Life expectancy of patients with congenital heart disease has improved over the past decades, increasing the need for a durable pulmonary prosthetic valve. Biological valves in various forms have become the valve of choice for pulmonary valve replacement (PVR), but structural valve deterioration is unavoidable in the long term. Use of a mechanical valve could be an alternative, but data on long-term outcomes are sparse.Methods:
We retrospectively collected and analyzed data on 364 patients with mechanical valves implanted in the pulmonary position between 1965 and 2014. The data originate from medical centers in Barcelona (Spain), Graz (Austria), Groningen (the Netherlands), Munich (Germany), Rochester (United States), Seoul (Republic of Korea), and Tehran (Iran).Results:

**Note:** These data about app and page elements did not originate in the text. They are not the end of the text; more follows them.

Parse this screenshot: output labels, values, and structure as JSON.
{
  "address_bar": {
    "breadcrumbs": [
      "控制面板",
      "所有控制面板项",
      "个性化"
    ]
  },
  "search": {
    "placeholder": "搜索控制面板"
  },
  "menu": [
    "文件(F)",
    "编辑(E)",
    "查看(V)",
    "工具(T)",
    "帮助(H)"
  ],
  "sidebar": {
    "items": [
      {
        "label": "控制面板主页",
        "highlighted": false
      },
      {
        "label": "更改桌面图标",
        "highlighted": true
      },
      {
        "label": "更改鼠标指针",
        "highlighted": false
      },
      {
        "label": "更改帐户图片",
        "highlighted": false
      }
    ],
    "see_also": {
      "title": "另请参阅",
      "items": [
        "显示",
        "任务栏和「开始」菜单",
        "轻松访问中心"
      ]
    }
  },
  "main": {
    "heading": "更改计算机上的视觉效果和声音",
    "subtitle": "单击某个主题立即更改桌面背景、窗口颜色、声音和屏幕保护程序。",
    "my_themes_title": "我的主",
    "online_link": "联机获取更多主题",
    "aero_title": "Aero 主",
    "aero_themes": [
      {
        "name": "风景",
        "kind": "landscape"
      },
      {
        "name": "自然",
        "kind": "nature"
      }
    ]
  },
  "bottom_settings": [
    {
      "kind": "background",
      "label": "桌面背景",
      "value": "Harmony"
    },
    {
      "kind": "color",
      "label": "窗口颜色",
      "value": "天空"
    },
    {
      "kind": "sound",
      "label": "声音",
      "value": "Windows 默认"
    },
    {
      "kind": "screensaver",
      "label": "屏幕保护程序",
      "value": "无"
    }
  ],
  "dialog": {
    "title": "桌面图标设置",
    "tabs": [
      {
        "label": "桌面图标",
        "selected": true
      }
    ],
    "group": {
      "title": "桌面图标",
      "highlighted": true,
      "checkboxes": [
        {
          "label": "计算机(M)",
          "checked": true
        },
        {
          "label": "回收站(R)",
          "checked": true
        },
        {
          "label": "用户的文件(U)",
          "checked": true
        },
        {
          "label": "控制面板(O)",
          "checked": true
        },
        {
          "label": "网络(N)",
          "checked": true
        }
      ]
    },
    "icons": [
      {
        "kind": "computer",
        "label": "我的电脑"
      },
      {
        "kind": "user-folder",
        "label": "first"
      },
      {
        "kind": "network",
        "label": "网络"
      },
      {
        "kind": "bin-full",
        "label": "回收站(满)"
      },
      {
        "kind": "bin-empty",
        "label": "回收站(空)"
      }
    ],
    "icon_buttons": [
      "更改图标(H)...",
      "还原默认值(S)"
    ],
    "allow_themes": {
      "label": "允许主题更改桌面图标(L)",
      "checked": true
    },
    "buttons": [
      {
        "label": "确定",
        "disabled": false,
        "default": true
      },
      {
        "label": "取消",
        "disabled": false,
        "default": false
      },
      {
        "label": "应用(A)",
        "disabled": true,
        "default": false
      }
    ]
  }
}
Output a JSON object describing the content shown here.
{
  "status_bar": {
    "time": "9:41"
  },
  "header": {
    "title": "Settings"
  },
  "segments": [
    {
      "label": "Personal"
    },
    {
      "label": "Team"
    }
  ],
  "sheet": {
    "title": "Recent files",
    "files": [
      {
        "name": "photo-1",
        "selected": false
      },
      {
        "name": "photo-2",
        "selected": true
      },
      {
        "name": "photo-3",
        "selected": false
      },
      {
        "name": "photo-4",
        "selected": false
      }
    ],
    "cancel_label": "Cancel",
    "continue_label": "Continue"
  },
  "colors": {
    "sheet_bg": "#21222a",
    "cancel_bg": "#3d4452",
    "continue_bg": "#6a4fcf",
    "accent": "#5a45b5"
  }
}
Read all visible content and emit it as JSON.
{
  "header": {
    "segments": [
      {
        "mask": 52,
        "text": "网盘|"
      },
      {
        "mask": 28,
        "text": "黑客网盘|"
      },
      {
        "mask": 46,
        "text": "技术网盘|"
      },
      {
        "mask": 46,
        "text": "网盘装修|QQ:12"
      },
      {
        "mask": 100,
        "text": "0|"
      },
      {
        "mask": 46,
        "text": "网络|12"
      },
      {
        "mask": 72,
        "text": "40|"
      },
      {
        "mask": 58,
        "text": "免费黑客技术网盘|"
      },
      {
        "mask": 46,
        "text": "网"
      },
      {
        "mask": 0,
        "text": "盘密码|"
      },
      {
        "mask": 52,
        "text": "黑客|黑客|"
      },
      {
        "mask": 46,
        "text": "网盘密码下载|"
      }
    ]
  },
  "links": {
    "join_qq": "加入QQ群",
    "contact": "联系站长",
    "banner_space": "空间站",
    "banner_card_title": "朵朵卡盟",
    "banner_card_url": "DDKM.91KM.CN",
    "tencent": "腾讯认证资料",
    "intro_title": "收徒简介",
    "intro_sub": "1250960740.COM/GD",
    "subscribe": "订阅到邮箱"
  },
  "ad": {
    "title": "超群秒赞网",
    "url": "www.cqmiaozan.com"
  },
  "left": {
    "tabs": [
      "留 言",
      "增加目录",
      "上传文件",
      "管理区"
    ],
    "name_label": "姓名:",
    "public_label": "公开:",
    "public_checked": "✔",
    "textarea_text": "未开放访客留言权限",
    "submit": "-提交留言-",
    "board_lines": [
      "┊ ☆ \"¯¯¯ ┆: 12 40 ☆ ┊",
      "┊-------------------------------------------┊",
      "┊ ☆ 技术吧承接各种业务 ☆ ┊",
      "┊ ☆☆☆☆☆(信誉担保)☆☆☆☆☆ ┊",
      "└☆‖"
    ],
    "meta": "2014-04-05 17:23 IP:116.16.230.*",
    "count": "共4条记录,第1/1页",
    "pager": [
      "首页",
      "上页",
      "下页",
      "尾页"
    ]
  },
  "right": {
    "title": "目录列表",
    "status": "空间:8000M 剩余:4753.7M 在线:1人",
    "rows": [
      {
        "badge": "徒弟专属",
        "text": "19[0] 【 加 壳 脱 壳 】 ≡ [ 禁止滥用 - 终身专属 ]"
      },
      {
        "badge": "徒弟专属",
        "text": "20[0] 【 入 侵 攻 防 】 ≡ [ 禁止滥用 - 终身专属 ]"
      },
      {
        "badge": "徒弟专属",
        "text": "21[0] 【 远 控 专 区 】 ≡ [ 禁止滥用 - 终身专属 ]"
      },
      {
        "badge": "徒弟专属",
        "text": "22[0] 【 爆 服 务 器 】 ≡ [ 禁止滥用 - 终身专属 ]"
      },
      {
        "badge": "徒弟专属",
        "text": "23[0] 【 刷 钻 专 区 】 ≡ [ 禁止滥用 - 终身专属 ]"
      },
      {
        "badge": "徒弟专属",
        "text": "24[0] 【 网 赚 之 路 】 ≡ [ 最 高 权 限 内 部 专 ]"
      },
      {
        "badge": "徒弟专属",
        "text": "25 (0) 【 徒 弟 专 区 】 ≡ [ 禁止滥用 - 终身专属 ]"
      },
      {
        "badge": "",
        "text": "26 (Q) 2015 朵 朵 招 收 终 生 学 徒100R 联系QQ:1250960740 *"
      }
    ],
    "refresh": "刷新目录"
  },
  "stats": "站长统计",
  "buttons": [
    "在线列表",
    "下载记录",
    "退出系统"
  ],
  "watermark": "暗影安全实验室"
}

Median follow-up duration was 4.26 years (range, 0-27 years), mean age at implantation was 27.16 ± 12.2 years. Tetralogy of Fallot was the most common primary cardiac diagnosis, with a subgroup of 69.8%. Freedom from valvular thrombosis was 91% (95% confidence interval [CI], 87%-94%) at 5 years and 86% (95% CI, 81%-91%) at 10 years post-PVR. With a success rate up to 88%, thrombolysis was a successful therapy. Freedom from reoperation was 97% (95% CI, 94%-99%) at 5 years post-PVR and 91% (95% CI, 85%-95%) at 10 years.Conclusions:
Mechanical PVR is associated with a limited risk of valvular thrombosis. Thrombolysis was an effective treatment in the majority.